When you retype the records that follow, keep each word as it is and drop any pictures.

(Collection entries)
· · · · · · ·

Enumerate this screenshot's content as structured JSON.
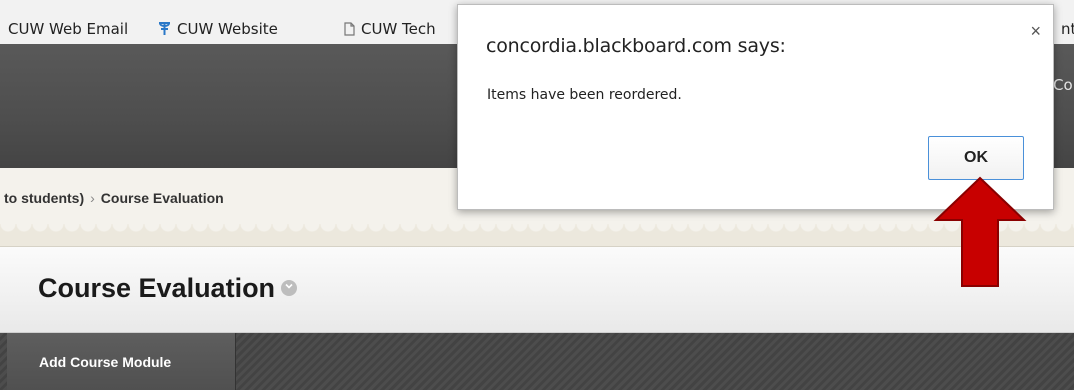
{
  "bookmarks": {
    "items": [
      {
        "label": "CUW Web Email",
        "icon": "none"
      },
      {
        "label": "CUW Website",
        "icon": "cuw-logo-icon"
      },
      {
        "label": "CUW Tech",
        "icon": "page-icon"
      }
    ],
    "right_fragment": "nt"
  },
  "header": {
    "peek_text": "Co"
  },
  "breadcrumb": {
    "parent": "to students)",
    "separator": "›",
    "current": "Course Evaluation"
  },
  "page": {
    "title": "Course Evaluation"
  },
  "actionbar": {
    "add_module_label": "Add Course Module"
  },
  "dialog": {
    "title": "concordia.blackboard.com says:",
    "message": "Items have been reordered.",
    "close_symbol": "×",
    "ok_label": "OK"
  },
  "colors": {
    "header_dark": "#4e4e4e",
    "breadcrumb_bg": "#f4f2ec",
    "ok_border": "#4a90d9",
    "annotation_arrow": "#c80000"
  }
}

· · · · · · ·

■ **Reply**
Enumerate this screenshot's content as structured JSON.
{
  "bookmarks": {
    "items": [
      {
        "label": "CUW Web Email",
        "icon": "none"
      },
      {
        "label": "CUW Website",
        "icon": "cuw-logo-icon"
      },
      {
        "label": "CUW Tech",
        "icon": "page-icon"
      }
    ],
    "right_fragment": "nt"
  },
  "header": {
    "peek_text": "Co"
  },
  "breadcrumb": {
    "parent": "to students)",
    "separator": "›",
    "current": "Course Evaluation"
  },
  "page": {
    "title": "Course Evaluation"
  },
  "actionbar": {
    "add_module_label": "Add Course Module"
  },
  "dialog": {
    "title": "concordia.blackboard.com says:",
    "message": "Items have been reordered.",
    "close_symbol": "×",
    "ok_label": "OK"
  },
  "colors": {
    "header_dark": "#4e4e4e",
    "breadcrumb_bg": "#f4f2ec",
    "ok_border": "#4a90d9",
    "annotation_arrow": "#c80000"
  }
}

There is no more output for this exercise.